As we follow Our Lord’s last week before His glorious resurrection, the curse of the fig tree by Jesus is assumed to have happened on Monday of the Holy week. Like anything that is written in the Bible, nothing happens out of coincidence, there is always a reason.
The fig tree is the third tree to be named in Bible just after the Tree of Life and Tree of Knowledge of Good and Evil. Adam and Eve used leafs from a Fig Tree to cover their bodies after they had eaten from the forbidden Tree.
The fig tree in the Old Testament is usually linked to wealth and prosperity.
The parable of the budding Fig Tree that announces the arrival of the Kingdom of Heaven (Luke 21:29-33)
The parable of the barren Fig Tree, where the vinekeeper holds out hope that the tree will bear fruit next year.
And finally, the curse of the Fig Tree
Now in the morning as he returned into the city, he hungered. And when he saw a fig tree in the way, he came to it, and found nothing thereon, but leaves only, and said unto it, Let no fruit grow on thee henceforward for ever. And presently the fig tree withered away. And when the disciples saw it, they marvelled, saying, How soon is the fig tree withered away! Matthew 21:18-20
The great commentary of Cornelius A Lapide provides an excellent explanation to these verses:
Symbolically: Christ cursed the fig tree, because a fig was the tree which God forbade, of which Adam ate, and ruined himself and his posterity.
Allegorically: the withered fig tree denotes the Jews, who when Christ came, being unbelieving, lost the sap of faith and grace, and so bring forth no fruits of good works.

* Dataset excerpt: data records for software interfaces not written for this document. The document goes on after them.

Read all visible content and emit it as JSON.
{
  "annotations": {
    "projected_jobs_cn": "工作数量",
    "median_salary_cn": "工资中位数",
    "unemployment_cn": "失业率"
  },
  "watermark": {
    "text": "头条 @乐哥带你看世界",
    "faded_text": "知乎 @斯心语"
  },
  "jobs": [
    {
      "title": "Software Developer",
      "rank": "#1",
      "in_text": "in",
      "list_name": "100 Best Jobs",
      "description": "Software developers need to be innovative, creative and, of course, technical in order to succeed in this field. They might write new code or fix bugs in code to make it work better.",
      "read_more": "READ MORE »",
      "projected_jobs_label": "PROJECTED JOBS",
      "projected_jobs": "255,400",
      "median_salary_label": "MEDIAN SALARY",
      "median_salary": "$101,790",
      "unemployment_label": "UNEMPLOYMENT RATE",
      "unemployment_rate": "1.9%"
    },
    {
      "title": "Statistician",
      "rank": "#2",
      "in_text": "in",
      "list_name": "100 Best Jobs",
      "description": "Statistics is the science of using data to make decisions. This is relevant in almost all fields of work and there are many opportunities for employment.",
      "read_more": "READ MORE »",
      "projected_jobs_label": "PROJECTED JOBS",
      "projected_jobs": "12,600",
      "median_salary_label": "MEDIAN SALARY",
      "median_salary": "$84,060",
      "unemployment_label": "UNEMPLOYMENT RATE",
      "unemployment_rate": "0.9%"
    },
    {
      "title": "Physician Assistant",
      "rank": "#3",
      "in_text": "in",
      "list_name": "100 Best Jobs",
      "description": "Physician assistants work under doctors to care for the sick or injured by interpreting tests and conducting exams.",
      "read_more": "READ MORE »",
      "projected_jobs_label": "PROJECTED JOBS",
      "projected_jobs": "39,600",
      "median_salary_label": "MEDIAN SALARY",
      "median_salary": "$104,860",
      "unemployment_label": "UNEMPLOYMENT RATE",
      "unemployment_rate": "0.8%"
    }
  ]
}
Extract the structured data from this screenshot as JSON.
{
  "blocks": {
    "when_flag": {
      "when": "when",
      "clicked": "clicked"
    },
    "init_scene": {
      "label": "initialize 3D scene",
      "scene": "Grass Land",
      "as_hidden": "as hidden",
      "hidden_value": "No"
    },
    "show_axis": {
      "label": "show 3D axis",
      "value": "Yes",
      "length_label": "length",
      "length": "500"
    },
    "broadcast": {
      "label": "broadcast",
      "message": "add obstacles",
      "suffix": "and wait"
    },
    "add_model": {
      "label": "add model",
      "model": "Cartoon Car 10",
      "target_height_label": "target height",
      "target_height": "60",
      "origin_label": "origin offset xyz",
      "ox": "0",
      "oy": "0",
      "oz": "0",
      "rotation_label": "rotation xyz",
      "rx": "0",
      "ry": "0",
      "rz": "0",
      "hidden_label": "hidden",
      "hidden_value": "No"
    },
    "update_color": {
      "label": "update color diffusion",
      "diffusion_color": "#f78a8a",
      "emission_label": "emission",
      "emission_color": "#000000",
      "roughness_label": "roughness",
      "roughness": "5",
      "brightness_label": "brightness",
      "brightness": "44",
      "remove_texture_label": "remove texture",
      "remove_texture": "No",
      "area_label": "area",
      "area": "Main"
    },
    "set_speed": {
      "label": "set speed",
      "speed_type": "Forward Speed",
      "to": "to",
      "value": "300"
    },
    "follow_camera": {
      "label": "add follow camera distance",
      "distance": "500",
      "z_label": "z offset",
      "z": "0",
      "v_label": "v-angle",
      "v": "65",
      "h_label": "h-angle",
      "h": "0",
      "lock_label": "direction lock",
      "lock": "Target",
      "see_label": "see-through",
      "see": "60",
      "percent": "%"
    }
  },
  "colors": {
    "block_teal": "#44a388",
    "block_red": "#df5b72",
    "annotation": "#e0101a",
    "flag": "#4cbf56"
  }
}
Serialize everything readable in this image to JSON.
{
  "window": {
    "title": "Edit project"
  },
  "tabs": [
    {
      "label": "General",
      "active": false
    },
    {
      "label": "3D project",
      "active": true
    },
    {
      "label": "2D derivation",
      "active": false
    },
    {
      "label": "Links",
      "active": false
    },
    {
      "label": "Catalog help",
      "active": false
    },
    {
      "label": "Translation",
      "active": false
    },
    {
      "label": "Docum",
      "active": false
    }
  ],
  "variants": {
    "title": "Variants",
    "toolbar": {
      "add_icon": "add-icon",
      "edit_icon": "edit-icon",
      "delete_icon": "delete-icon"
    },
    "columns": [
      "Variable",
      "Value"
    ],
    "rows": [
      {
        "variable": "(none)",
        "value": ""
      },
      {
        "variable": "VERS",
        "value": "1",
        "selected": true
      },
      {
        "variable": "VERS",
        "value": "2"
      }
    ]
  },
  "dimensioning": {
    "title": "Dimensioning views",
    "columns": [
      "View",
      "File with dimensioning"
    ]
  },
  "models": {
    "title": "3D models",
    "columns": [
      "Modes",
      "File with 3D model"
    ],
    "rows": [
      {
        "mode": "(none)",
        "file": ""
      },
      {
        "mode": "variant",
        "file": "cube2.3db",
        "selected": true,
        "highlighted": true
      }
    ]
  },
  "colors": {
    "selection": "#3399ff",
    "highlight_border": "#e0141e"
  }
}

Tropologically: the fig tree, full of leaves but without figs, denotes believers who have the leaves of a profession of the faith but lack the solid fruit of virtues, and so will be cursed by Christ.